To ensure compliance with global payroll regulations, businesses should consider partnering with a global payroll provider. These providers can help businesses navigate the complex payroll regulations in different countries, ensuring they meet all legal requirements and avoid costly mistakes.

In addition to payroll compliance, businesses must also ensure they are complying with all tax requirements in the countries they're hiring in. This includes understanding tax rates, filing requirements and compliance with local tax laws.

Partnering with a global tax and accounting firm can help businesses ensure compliance with all these tax requirements. These firms can provide guidance on tax regulations and help businesses file tax returns in each country they're hiring.

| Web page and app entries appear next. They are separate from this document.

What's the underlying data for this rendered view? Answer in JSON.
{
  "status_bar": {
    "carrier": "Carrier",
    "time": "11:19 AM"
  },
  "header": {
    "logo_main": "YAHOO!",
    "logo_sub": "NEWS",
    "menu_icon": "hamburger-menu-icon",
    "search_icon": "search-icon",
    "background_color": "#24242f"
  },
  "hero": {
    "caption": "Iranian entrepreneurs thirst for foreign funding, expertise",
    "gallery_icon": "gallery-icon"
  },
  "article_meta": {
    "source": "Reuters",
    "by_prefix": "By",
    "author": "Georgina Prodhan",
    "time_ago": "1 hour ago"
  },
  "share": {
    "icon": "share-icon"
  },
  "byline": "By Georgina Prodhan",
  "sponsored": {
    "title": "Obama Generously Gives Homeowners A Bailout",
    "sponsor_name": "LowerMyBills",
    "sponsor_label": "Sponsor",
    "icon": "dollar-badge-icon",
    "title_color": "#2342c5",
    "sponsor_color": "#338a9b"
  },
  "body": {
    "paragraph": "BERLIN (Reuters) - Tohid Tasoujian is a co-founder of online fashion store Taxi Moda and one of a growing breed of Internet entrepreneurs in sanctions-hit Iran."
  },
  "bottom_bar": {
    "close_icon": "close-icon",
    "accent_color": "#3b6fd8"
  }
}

Final thoughts

Hiring international talent is an excellent way to bring diversity and expertise to your business, but it's essential to prioritise compliance when doing so. Understanding the laws in the country of hire, properly classifying workers and ensuring compliance with global payroll and tax regulations are critical aspects of international hiring.

To ensure compliance with international hiring regulations, businesses must take the time to research and understand the specific laws and regulations in the countries they're hiring in. It's also important to partner with experts in global compliance, such as immigration lawyers and global payroll providers, to ensure that businesses meet all legal requirements and avoid costly mistakes.

By following these best practices, businesses can successfully hire international talent while staying compliant with local laws and regulations.

Jamie Haerewa is co-founder and Managing Director of Agile HRO

Share

Featured Articles

Nirvik Singh, COO Grey Group on adding colour to campaigns

Nirvik Singh, Global COO and President International of Grey Group, cultivating culture and utilising AI to enhance rather than replace human creativity

How Longi became the world’s leading solar tech manufacturer

On a mission to accelerate the adoption of sustainable energy solutions, US$30 billion Chinese tech firm Longi is not just selling solar – but using it

How Samsung’s US$5billion sustainability plan is working out

Armed with an ambitious billion-dollar strategy, Samsung is on track to achieve net zero carbon emissions company-wide by 2050 – but challenges persist

UOB: making strides in sustainability across Southeast Asia

Sustainability

Huawei smartwatch goes for gold with Ultimate Edition

Lifestyle

How IKEA India plans to double business, triple headcount

Corporate Finance